◆ WHAT THE TASK ASKS: Would you repeat all of the records underneath, exactly as written?

◆ DATA FOR THE TASK:
******

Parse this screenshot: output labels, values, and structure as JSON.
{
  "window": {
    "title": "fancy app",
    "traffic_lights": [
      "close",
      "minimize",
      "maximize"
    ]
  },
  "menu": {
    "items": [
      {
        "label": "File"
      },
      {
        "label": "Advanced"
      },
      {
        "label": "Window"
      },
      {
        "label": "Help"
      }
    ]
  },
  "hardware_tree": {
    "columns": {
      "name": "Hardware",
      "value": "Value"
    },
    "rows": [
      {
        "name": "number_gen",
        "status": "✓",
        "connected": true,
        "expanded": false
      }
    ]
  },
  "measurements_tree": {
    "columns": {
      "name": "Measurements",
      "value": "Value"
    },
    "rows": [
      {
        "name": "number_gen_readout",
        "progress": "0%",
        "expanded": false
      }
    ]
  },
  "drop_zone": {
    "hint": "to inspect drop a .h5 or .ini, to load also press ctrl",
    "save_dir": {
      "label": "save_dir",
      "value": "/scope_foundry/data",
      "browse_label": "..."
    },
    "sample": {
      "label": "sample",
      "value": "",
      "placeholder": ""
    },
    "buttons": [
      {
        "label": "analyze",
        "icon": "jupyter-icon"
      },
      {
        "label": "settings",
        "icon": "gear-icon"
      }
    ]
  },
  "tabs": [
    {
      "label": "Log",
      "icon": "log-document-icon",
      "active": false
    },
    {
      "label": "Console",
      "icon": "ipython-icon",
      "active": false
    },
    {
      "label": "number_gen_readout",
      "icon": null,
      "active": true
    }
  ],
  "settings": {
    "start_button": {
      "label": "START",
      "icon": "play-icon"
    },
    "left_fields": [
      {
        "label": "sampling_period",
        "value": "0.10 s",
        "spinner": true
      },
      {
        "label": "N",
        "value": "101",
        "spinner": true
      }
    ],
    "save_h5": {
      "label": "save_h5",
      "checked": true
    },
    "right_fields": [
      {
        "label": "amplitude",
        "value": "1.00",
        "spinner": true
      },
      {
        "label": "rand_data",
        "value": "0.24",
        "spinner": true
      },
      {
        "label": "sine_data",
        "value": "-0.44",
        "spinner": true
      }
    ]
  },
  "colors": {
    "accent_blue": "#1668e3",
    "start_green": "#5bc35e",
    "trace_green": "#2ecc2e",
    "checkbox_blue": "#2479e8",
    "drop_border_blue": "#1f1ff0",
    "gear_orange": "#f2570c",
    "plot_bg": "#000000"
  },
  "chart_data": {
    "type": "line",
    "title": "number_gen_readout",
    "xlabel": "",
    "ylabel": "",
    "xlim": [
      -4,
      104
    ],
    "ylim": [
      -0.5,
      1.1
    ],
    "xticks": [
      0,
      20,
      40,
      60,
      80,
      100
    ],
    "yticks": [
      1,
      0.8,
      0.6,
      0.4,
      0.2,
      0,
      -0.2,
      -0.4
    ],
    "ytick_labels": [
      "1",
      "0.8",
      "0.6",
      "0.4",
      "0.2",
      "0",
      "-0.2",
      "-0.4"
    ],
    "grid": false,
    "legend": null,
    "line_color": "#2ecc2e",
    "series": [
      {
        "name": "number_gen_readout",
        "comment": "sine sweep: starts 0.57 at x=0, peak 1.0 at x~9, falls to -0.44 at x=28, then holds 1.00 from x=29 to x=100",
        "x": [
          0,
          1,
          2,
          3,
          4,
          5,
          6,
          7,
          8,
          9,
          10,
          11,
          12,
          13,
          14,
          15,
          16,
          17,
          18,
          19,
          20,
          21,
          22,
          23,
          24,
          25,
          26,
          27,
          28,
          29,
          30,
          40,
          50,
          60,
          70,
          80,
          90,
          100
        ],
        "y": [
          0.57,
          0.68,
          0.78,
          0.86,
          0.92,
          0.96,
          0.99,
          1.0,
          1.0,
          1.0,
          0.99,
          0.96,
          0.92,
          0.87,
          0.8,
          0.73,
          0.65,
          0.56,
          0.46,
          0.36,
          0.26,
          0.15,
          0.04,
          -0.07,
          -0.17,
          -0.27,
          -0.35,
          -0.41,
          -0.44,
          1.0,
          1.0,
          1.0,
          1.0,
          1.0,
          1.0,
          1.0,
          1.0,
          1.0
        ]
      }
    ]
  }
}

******

◆ RESULT FOR THIS TASK:
Parse this screenshot: output labels, values, and structure as JSON.
{
  "window": {
    "title": "fancy app",
    "traffic_lights": [
      "close",
      "minimize",
      "maximize"
    ]
  },
  "menu": {
    "items": [
      {
        "label": "File"
      },
      {
        "label": "Advanced"
      },
      {
        "label": "Window"
      },
      {
        "label": "Help"
      }
    ]
  },
  "hardware_tree": {
    "columns": {
      "name": "Hardware",
      "value": "Value"
    },
    "rows": [
      {
        "name": "number_gen",
        "status": "✓",
        "connected": true,
        "expanded": false
      }
    ]
  },
  "measurements_tree": {
    "columns": {
      "name": "Measurements",
      "value": "Value"
    },
    "rows": [
      {
        "name": "number_gen_readout",
        "progress": "0%",
        "expanded": false
      }
    ]
  },
  "drop_zone": {
    "hint": "to inspect drop a .h5 or .ini, to load also press ctrl",
    "save_dir": {
      "label": "save_dir",
      "value": "/scope_foundry/data",
      "browse_label": "..."
    },
    "sample": {
      "label": "sample",
      "value": "",
      "placeholder": ""
    },
    "buttons": [
      {
        "label": "analyze",
        "icon": "jupyter-icon"
      },
      {
        "label": "settings",
        "icon": "gear-icon"
      }
    ]
  },
  "tabs": [
    {
      "label": "Log",
      "icon": "log-document-icon",
      "active": false
    },
    {
      "label": "Console",
      "icon": "ipython-icon",
      "active": false
    },
    {
      "label": "number_gen_readout",
      "icon": null,
      "active": true
    }
  ],
  "settings": {
    "start_button": {
      "label": "START",
      "icon": "play-icon"
    },
    "left_fields": [
      {
        "label": "sampling_period",
        "value": "0.10 s",
        "spinner": true
      },
      {
        "label": "N",
        "value": "101",
        "spinner": true
      }
    ],
    "save_h5": {
      "label": "save_h5",
      "checked": true
    },
    "right_fields": [
      {
        "label": "amplitude",
        "value": "1.00",
        "spinner": true
      },
      {
        "label": "rand_data",
        "value": "0.24",
        "spinner": true
      },
      {
        "label": "sine_data",
        "value": "-0.44",
        "spinner": true
      }
    ]
  },
  "colors": {
    "accent_blue": "#1668e3",
    "start_green": "#5bc35e",
    "trace_green": "#2ecc2e",
    "checkbox_blue": "#2479e8",
    "drop_border_blue": "#1f1ff0",
    "gear_orange": "#f2570c",
    "plot_bg": "#000000"
  },
  "chart_data": {
    "type": "line",
    "title": "number_gen_readout",
    "xlabel": "",
    "ylabel": "",
    "xlim": [
      -4,
      104
    ],
    "ylim": [
      -0.5,
      1.1
    ],
    "xticks": [
      0,
      20,
      40,
      60,
      80,
      100
    ],
    "yticks": [
      1,
      0.8,
      0.6,
      0.4,
      0.2,
      0,
      -0.2,
      -0.4
    ],
    "ytick_labels": [
      "1",
      "0.8",
      "0.6",
      "0.4",
      "0.2",
      "0",
      "-0.2",
      "-0.4"
    ],
    "grid": false,
    "legend": null,
    "line_color": "#2ecc2e",
    "series": [
      {
        "name": "number_gen_readout",
        "comment": "sine sweep: starts 0.57 at x=0, peak 1.0 at x~9, falls to -0.44 at x=28, then holds 1.00 from x=29 to x=100",
        "x": [
          0,
          1,
          2,
          3,
          4,
          5,
          6,
          7,
          8,
          9,
          10,
          11,
          12,
          13,
          14,
          15,
          16,
          17,
          18,
          19,
          20,
          21,
          22,
          23,
          24,
          25,
          26,
          27,
          28,
          29,
          30,
          40,
          50,
          60,
          70,
          80,
          90,
          100
        ],
        "y": [
          0.57,
          0.68,
          0.78,
          0.86,
          0.92,
          0.96,
          0.99,
          1.0,
          1.0,
          1.0,
          0.99,
          0.96,
          0.92,
          0.87,
          0.8,
          0.73,
          0.65,
          0.56,
          0.46,
          0.36,
          0.26,
          0.15,
          0.04,
          -0.07,
          -0.17,
          -0.27,
          -0.35,
          -0.41,
          -0.44,
          1.0,
          1.0,
          1.0,
          1.0,
          1.0,
          1.0,
          1.0,
          1.0,
          1.0
        ]
      }
    ]
  }
}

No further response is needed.